_Records:_
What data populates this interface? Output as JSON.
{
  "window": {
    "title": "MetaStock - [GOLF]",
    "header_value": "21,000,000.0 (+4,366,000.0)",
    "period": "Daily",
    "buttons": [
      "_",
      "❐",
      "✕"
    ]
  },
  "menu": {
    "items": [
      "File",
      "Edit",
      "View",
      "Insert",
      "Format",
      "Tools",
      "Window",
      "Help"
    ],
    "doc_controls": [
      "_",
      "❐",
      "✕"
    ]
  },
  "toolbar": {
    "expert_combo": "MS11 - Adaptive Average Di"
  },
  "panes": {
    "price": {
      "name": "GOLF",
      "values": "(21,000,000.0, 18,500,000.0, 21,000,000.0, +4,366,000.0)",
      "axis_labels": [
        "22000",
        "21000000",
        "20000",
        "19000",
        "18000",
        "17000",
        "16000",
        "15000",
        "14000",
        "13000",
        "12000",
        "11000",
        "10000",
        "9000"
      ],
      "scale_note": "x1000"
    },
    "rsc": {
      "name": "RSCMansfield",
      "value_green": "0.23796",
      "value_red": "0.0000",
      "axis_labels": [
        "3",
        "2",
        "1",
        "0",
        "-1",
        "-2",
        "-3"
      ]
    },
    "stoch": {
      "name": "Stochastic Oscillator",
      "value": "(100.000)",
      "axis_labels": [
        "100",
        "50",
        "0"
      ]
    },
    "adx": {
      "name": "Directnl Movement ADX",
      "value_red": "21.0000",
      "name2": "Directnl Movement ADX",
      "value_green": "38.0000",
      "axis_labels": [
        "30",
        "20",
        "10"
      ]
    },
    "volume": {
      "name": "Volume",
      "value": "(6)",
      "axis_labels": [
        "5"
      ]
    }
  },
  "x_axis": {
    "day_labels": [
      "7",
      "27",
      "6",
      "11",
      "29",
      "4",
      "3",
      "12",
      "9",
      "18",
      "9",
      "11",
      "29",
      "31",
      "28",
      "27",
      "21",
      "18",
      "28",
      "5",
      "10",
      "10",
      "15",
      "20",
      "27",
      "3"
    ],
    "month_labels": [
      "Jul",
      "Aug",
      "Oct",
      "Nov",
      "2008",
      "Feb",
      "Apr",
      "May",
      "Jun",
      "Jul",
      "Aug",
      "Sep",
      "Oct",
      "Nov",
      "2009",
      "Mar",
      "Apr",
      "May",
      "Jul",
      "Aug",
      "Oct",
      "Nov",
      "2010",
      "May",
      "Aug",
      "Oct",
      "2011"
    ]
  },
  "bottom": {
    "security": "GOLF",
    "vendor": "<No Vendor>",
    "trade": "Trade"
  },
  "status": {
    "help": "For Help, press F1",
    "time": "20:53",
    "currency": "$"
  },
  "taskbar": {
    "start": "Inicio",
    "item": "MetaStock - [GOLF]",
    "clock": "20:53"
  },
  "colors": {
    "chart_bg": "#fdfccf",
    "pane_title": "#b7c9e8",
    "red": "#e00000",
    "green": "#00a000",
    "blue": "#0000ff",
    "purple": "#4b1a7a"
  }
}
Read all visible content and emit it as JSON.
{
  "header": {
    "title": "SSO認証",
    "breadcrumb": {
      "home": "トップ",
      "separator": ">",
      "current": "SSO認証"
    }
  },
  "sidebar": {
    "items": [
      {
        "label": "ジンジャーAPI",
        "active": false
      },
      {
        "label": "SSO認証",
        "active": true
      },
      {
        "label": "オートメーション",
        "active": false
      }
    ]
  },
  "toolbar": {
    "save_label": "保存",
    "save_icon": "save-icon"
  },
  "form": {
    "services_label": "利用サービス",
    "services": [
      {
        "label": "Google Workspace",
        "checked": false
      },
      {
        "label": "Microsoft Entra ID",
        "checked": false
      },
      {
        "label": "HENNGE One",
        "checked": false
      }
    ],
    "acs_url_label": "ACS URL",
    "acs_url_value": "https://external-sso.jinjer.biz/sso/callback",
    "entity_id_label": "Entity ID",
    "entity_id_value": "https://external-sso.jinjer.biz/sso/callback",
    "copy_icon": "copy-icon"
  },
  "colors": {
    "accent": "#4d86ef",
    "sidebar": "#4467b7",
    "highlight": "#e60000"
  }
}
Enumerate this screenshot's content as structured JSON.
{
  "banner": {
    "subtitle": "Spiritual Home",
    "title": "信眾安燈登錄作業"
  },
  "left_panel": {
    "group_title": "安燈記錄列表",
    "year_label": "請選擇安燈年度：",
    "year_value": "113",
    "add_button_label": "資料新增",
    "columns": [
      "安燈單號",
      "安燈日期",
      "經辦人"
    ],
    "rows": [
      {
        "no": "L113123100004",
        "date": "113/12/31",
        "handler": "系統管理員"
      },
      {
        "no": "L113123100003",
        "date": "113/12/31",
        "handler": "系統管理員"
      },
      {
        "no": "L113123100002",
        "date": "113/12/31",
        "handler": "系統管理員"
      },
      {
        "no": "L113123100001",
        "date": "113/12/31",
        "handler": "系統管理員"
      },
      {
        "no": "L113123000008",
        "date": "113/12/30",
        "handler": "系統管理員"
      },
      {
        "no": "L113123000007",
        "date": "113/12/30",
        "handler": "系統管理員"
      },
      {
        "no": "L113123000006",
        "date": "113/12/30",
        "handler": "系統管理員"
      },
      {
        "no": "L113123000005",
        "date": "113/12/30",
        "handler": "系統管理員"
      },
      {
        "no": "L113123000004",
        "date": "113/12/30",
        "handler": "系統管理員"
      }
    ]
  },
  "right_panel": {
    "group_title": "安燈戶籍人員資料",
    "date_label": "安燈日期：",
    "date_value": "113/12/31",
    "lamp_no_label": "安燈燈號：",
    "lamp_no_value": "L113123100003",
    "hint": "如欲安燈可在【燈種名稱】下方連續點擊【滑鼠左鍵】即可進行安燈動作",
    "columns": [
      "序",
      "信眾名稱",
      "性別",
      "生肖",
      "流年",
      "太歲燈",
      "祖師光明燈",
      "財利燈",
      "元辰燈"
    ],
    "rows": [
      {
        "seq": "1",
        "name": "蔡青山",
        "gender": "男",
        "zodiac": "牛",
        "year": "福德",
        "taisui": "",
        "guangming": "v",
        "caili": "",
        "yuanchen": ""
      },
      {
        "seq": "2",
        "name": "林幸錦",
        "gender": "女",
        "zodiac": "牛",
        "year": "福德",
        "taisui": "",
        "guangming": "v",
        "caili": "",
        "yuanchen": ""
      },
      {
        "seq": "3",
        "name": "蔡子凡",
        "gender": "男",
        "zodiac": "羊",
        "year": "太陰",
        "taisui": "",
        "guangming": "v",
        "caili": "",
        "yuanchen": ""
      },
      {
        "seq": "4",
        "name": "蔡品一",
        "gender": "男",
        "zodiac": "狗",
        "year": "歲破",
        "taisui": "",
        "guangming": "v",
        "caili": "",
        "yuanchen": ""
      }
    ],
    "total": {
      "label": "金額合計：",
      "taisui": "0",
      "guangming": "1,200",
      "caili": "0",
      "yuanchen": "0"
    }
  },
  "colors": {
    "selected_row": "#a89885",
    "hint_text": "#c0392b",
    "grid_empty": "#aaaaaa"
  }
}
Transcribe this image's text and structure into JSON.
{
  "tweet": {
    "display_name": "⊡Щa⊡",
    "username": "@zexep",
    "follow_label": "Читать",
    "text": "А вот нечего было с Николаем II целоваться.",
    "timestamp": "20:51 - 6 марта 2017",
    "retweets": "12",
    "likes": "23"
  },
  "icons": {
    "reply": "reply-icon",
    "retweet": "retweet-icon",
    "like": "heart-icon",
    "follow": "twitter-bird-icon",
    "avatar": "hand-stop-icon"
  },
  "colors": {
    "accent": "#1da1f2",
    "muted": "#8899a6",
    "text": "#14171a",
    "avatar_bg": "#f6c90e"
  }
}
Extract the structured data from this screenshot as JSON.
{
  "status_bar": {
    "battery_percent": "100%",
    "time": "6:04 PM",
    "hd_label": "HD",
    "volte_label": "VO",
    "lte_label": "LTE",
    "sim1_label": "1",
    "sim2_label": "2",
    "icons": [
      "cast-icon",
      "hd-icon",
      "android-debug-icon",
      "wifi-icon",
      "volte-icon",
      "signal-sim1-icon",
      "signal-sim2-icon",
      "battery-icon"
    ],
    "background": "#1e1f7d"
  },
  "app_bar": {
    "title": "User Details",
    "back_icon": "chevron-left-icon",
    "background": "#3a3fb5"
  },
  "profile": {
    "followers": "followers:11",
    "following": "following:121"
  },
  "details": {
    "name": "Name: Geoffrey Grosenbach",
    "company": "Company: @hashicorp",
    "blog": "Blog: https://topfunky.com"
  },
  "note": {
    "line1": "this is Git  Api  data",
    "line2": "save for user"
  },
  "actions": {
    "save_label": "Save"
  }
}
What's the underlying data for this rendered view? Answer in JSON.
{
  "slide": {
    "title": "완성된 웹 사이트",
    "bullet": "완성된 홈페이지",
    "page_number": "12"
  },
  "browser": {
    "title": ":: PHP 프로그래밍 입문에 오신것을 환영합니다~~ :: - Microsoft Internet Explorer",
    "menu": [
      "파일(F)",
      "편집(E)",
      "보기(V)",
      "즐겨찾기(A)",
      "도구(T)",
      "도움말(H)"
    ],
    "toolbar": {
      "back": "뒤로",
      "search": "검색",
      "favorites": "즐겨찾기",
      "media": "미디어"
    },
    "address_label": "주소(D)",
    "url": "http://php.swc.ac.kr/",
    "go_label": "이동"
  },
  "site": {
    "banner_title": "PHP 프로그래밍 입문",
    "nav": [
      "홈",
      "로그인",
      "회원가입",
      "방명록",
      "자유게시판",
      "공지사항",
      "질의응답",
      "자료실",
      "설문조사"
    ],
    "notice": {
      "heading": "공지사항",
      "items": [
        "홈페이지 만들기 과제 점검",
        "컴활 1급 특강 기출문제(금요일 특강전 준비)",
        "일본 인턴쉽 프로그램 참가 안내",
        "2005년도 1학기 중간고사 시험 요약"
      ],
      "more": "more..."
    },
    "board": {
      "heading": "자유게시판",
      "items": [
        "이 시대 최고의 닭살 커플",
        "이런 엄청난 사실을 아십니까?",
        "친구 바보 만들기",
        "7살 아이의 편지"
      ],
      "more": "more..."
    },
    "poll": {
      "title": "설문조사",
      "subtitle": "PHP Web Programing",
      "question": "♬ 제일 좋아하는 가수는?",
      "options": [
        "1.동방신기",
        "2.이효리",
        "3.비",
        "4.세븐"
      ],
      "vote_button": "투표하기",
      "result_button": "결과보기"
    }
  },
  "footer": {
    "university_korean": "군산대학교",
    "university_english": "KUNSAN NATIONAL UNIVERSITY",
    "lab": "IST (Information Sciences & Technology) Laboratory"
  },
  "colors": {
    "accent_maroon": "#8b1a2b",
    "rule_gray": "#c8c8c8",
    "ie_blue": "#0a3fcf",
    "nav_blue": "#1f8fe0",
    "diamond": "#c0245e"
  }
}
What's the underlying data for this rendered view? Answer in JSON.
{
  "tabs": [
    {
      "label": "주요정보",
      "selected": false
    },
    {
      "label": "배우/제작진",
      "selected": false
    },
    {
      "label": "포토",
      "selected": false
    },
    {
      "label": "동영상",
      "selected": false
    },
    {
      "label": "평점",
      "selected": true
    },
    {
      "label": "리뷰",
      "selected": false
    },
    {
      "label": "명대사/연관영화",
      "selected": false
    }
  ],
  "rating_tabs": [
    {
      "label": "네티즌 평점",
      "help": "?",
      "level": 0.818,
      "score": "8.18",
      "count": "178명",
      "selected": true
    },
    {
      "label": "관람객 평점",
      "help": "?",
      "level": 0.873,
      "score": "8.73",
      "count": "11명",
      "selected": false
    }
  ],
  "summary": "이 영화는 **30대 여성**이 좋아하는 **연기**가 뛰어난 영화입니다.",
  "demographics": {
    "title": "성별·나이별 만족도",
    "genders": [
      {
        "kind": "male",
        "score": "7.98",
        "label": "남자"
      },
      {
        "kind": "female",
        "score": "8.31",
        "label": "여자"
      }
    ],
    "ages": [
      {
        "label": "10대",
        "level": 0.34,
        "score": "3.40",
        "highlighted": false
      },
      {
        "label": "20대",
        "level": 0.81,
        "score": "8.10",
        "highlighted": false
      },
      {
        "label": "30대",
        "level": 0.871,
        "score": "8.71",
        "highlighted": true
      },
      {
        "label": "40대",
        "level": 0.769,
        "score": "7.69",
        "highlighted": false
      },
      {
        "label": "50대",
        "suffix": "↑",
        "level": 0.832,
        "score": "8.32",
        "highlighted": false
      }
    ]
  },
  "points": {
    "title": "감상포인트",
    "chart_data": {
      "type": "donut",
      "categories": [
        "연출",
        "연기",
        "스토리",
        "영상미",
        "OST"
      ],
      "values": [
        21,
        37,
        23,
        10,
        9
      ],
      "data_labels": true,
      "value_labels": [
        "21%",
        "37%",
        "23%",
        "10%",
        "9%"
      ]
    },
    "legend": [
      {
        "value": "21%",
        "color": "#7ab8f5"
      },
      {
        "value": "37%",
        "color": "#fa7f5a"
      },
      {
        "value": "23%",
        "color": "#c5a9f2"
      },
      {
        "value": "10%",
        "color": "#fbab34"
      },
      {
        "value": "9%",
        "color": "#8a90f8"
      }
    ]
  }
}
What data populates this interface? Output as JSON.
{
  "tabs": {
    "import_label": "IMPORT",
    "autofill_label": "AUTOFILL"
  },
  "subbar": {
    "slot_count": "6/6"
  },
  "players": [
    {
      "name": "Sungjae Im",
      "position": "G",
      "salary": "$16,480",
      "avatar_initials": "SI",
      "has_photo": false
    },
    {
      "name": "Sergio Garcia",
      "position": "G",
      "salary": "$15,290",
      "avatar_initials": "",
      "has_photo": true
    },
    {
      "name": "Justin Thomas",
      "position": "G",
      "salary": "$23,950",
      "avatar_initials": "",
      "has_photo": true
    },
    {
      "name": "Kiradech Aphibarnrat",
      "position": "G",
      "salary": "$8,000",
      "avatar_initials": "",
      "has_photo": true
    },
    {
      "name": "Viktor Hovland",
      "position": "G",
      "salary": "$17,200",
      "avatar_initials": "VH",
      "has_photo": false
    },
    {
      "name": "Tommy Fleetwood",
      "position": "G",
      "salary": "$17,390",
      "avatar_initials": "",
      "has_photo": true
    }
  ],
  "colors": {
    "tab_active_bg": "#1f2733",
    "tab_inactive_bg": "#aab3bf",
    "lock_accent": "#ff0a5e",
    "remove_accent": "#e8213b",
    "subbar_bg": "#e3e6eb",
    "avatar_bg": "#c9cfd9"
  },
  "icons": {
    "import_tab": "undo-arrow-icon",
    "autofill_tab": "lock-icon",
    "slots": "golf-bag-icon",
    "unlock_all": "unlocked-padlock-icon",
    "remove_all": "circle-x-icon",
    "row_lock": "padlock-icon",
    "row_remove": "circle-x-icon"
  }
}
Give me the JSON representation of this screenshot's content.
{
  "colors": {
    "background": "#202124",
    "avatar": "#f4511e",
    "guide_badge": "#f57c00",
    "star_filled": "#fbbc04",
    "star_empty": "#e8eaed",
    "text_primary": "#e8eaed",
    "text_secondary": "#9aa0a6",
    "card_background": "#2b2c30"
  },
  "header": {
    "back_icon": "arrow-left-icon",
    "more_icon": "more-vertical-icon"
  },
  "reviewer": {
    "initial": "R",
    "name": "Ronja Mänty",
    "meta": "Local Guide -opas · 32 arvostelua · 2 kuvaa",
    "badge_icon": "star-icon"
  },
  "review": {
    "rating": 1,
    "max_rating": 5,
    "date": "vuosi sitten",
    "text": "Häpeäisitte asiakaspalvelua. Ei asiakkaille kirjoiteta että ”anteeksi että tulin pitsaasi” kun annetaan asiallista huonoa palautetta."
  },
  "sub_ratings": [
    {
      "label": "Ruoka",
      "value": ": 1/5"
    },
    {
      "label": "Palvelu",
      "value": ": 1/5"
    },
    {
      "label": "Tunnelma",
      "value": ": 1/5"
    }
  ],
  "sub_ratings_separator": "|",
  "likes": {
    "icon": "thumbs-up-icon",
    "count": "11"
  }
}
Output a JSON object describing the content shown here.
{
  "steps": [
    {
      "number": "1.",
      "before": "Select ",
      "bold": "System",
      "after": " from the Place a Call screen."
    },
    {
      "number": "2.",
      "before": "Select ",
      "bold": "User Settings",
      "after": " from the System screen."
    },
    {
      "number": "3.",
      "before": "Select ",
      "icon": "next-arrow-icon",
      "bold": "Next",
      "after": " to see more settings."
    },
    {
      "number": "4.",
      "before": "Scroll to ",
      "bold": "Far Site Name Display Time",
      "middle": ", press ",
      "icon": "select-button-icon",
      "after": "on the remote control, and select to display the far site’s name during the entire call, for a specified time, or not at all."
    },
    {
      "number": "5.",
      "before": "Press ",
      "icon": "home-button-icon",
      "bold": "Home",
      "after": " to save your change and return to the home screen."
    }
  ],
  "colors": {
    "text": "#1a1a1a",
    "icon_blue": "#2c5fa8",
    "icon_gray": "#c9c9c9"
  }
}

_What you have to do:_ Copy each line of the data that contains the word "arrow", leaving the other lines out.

_Your solution:_
    "import_tab": "undo-arrow-icon",
    "back_icon": "arrow-left-icon",
      "icon": "next-arrow-icon",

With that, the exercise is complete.